ERIC Number: ED050598
Record Type: RIE
Publication Date: 1970-May
Reference Count: N/A
The Social Effects of Communication Technology.
Goldhamer, Herbert, Ed.; Westrum, Ronald
The principal technological developments that underlie the communication revolution, especially the transistor and the computer, are reviewed in a nontechnical way. A number of devices and communication subsystems, such as cable television, ultramicrofiche, and communication satellites, that make use of these developments are then described, together with the new capabilities that they permit. The main body of the paper discusses some possible social consequences of the communication revolution and indicates some of the policy questions they raise. Social effects are discussed in the fields of education, political behavior, crime, economic life, governmental regulatory action, and the quality of life. For example, schools will provide less and less traditional instruction and instead provide guidance and counseling, work-study programs, and community projects. Also, the physical presence of teachers will be less important as satellite broadcasting spreads. In politics, instant referenda may be held using electronic equipment in the home. Guidelines for research on the social effects of communication technology are provided. (Author)
Descriptors: Cable Television, Communications, Communications Satellites, Computer Science, Computers, Crime, Government Role, Mass Media, Microforms, Policy, Political Attitudes, Political Influences, Research Problems, Social Influences, Social Problems, Technological Advancement, Technology, Telecommunications, Telephone Communications Systems, Television
The Rand Corporation, 1700 Main Street, Santa Monica, California 90406

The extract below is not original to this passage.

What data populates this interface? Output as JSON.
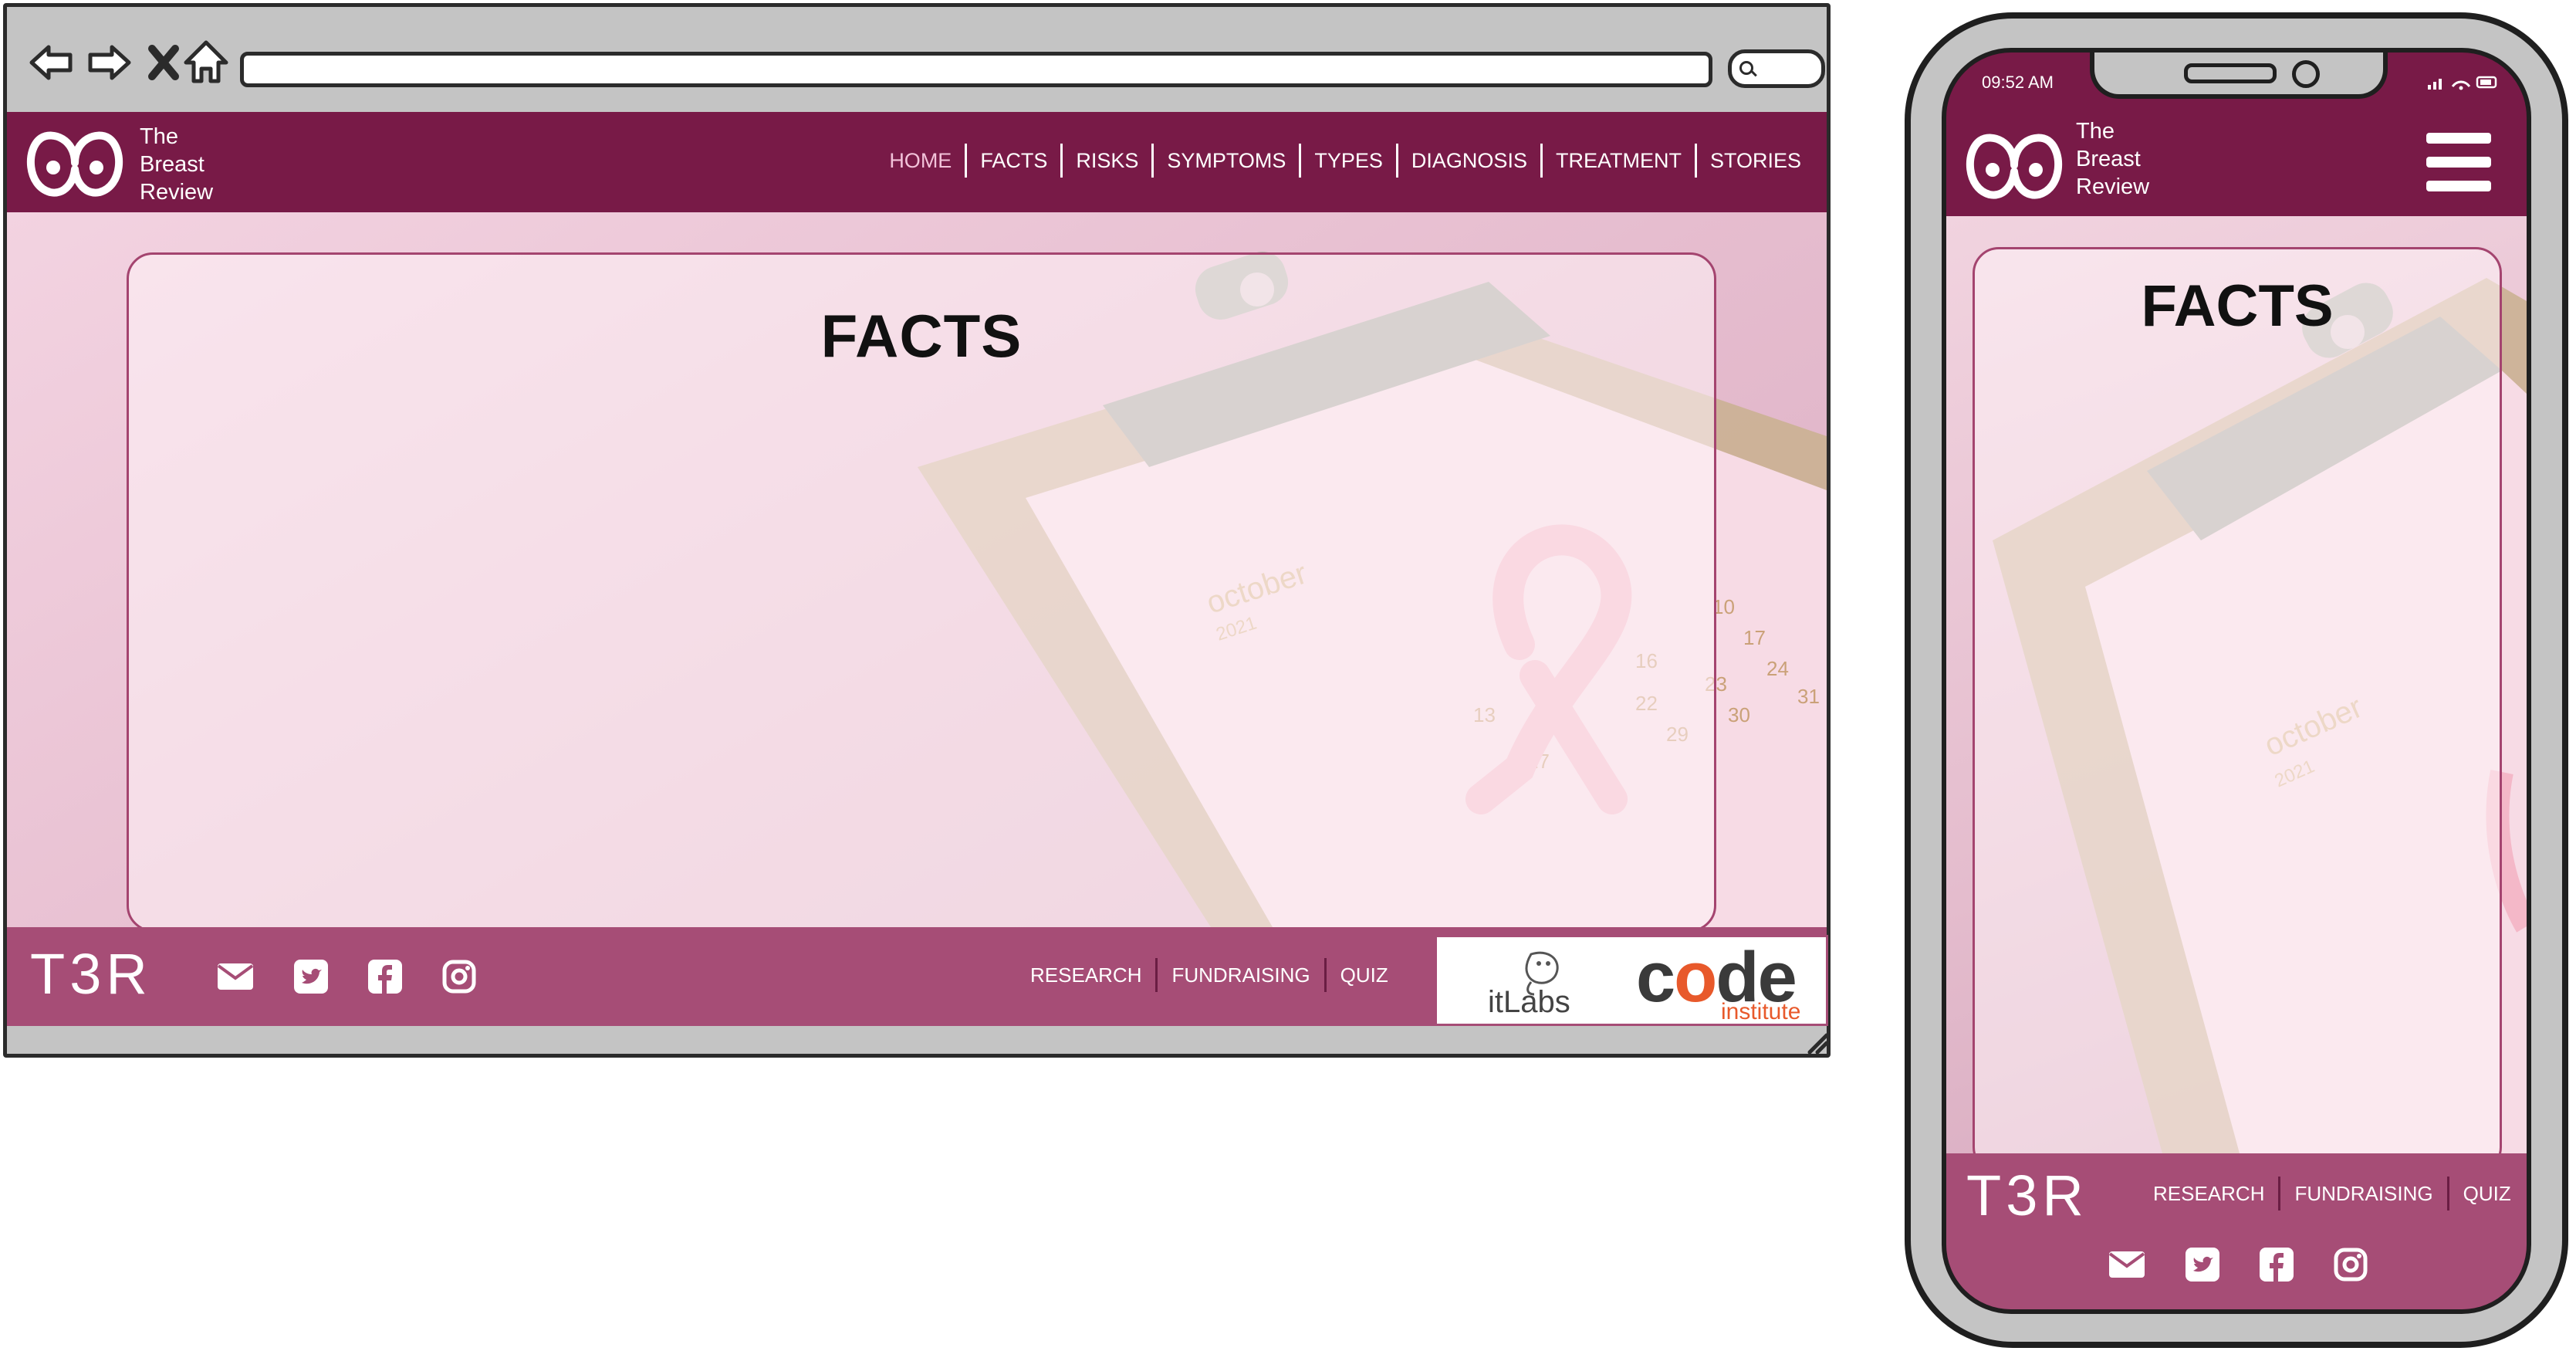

Publication Type: N/A
Education Level: N/A
Sponsor: Russell Sage Foundation, New York, NY.
Authoring Institution: Rand Corp., Santa Monica, CA.